In the air from Svalbard to Canada
As in the Laptev Sea, ice export is also increasing in the Fram Strait. This is indicated by satellite data, which can be used to determine ice drift and concentration. The AWI researchers have also observed that the thickness of sea ice in the Fram Strait has decreased significantly. Together with their American, Canadian and Norwegian peers, Thomas Krumpen and Stefan Hendricks are working to gather the requisite data in measuring flights for the project PAMARCMIP (Polar Airborne Measurements and Arctic Regional Climate Model Simulation Project). For this research campaign, every spring the researchers fly a route starting in Svalbard, continuing over the Fram Strait to Greenland and ultimately to the western coast of Canada, measuring the ice thickness for spans measuring hundreds of kilometres. “But at this time, we still can’t say to what extent the increased ice export in the Fram Strait will be compensated for by the lower ice thickness,” says Thomas Krumpen.

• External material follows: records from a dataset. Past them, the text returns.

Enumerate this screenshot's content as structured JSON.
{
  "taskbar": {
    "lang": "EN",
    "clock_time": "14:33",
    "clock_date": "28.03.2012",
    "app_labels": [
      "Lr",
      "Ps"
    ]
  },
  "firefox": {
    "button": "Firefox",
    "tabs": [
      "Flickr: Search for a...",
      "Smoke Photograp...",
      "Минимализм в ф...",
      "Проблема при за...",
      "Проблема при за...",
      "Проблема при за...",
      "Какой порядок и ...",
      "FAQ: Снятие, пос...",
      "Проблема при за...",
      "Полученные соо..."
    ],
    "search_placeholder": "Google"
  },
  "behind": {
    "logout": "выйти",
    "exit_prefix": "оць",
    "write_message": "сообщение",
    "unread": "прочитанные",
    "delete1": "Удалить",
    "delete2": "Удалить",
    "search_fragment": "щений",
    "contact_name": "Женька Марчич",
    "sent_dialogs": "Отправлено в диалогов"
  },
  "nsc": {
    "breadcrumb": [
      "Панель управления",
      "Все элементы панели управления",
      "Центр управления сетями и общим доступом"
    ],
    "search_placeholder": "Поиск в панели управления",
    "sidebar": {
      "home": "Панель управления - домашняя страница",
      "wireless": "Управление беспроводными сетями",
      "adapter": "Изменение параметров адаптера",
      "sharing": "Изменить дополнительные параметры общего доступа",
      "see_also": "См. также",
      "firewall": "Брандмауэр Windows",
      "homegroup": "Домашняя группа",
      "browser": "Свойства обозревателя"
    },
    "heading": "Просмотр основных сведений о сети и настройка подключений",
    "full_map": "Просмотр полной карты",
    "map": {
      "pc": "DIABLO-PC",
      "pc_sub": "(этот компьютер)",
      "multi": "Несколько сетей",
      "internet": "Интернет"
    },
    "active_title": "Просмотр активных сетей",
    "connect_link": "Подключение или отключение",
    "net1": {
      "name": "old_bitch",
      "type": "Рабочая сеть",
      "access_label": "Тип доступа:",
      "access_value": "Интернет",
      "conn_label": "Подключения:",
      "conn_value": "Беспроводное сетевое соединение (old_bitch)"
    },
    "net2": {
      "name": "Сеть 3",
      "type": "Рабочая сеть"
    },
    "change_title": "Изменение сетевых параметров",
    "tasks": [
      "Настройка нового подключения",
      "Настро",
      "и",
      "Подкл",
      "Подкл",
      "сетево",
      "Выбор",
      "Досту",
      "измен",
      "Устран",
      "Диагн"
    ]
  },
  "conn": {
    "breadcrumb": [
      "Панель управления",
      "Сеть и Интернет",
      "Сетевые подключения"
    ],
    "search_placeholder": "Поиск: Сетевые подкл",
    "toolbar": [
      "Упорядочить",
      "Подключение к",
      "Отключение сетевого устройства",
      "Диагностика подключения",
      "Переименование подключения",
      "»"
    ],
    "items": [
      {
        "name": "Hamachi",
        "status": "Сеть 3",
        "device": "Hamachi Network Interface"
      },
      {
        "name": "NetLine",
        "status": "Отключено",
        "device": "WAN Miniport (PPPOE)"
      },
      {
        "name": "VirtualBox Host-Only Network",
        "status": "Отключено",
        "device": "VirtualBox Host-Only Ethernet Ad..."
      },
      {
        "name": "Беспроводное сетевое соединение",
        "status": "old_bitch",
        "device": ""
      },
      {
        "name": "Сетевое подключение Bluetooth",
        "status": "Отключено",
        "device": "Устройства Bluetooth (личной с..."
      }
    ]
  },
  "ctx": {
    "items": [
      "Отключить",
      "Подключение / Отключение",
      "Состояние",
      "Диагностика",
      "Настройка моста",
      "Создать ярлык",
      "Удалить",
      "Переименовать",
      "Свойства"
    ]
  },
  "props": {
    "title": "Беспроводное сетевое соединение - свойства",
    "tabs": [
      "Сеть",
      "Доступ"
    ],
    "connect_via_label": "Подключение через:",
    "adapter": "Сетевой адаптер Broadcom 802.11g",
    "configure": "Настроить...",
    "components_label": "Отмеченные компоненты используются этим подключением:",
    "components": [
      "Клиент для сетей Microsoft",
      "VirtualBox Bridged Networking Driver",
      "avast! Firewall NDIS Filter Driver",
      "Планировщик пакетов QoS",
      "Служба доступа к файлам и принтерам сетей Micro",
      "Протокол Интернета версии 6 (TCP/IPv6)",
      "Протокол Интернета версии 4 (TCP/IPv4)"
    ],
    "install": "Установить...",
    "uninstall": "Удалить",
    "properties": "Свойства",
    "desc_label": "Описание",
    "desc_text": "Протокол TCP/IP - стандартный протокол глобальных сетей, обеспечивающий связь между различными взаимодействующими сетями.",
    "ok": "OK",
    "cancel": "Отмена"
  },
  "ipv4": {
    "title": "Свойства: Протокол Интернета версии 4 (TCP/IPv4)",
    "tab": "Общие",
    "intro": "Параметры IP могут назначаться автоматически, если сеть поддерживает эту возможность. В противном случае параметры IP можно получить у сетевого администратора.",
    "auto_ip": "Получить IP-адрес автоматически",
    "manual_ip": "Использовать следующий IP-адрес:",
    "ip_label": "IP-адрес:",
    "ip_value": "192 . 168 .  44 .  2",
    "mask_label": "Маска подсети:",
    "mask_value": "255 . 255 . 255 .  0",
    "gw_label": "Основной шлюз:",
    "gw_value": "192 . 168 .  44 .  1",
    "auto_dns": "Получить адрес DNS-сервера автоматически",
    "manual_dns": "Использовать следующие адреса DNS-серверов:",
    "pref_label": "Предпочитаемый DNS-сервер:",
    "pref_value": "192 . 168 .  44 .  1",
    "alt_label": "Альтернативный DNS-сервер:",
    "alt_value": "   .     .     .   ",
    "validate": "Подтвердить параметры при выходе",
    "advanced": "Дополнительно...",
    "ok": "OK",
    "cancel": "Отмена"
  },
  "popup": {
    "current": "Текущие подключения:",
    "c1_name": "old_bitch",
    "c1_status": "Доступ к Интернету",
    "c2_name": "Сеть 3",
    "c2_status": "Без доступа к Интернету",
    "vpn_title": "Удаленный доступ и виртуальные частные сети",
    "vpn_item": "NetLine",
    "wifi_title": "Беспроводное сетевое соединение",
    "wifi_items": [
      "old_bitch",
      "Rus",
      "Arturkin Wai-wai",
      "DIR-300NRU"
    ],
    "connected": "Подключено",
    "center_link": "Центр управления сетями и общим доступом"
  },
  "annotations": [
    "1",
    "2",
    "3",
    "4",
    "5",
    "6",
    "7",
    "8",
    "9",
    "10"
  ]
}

A further open question is how the altered ice mass balance – the increased export from the Laptev Sea and the Fram Strait – will affect the Arctic as a whole. According to Thomas Krumpen: “The trend of summer ice loss can clearly be recognised – but whether the Arctic will be completely ice-free in the summer, and if so, in how many years, is something we’ll only be able to say once we better understand the sea ice.”